An added benefit of discovering that you have what it takes to create the change you want is that you step into the most authentic and empowered version of yourself—a person who has incredible gifts to share. And it's from this place that the most profound gratification can be experienced—and offered.
"When you have willpower on line, you can consider how the changes you've made affect others," McGonigal says. "Are you a calmer parent now? Are you a better employee? Have your relationships been served well by your efforts?"
This is, in a way, a very real experience of an esoteric yogic ideal: We are all interconnected, and positive personal changes actually help us all. And it points to the real benefit that underlies all of McGonigal's work: compassion.

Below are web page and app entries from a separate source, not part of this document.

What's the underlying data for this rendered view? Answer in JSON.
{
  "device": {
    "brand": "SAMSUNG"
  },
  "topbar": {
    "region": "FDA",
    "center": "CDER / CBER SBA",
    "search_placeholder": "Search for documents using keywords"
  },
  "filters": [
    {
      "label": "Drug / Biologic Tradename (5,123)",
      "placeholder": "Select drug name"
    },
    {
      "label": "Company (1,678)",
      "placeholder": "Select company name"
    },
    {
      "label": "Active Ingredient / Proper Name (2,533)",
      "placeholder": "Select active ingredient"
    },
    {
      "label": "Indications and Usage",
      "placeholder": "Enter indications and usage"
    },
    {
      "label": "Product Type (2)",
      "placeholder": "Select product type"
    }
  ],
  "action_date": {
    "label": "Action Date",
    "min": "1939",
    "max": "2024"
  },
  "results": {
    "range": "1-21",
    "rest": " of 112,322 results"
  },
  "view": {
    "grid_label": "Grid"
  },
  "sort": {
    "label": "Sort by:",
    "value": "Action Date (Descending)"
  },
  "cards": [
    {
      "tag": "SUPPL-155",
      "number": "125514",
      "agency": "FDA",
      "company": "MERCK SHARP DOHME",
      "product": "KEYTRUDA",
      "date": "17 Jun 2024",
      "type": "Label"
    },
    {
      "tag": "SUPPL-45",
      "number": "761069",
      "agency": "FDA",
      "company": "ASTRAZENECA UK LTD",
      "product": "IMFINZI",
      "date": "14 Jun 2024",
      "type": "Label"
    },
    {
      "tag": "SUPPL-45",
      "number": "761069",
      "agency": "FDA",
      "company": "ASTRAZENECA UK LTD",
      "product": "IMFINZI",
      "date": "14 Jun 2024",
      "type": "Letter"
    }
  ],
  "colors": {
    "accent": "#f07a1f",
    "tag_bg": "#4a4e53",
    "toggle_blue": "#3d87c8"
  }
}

"I was motivated to do this work by how much suffering there is related to willpower," she says. "I want people to know that they are not fundamentally broken because they struggle. Everybody struggles. My hope is that people who do this program will develop a little more compassion for themselves and for others. If you lose a little weight, that's just a side benefit!"
Setup for Success: Join Our Free Online Boost Your Willpower Program!
Learn to make lasting change with a special four-week program designed by Kelly McGonigal. Receive daily emails with links to yoga videos, guided meditations, self-reflection exercises, and more.
Week 1: Tune in and discover what you really want in your life.
Week 2: Take small deliberate steps toward your goal.
Week 3: Learn how to manage the inevitable setbacks.
Week 4: Identify sources of support and seal in your successes.
Sign Up! Visit yogajournal.com/willpower to join.
Watch: Practice along with this video of Kelly McGonigal's 20-minute Motivation-Activation Flow to help boost your willpower.
Hillari Dowdle is a freelance writer in Knoxville, Tennessee, who, in addition to practicing compassion, is building her willpower muscles for the always-in-sight goals of weight loss, a clean house, more money, a calm child, and plenty of time for yoga class.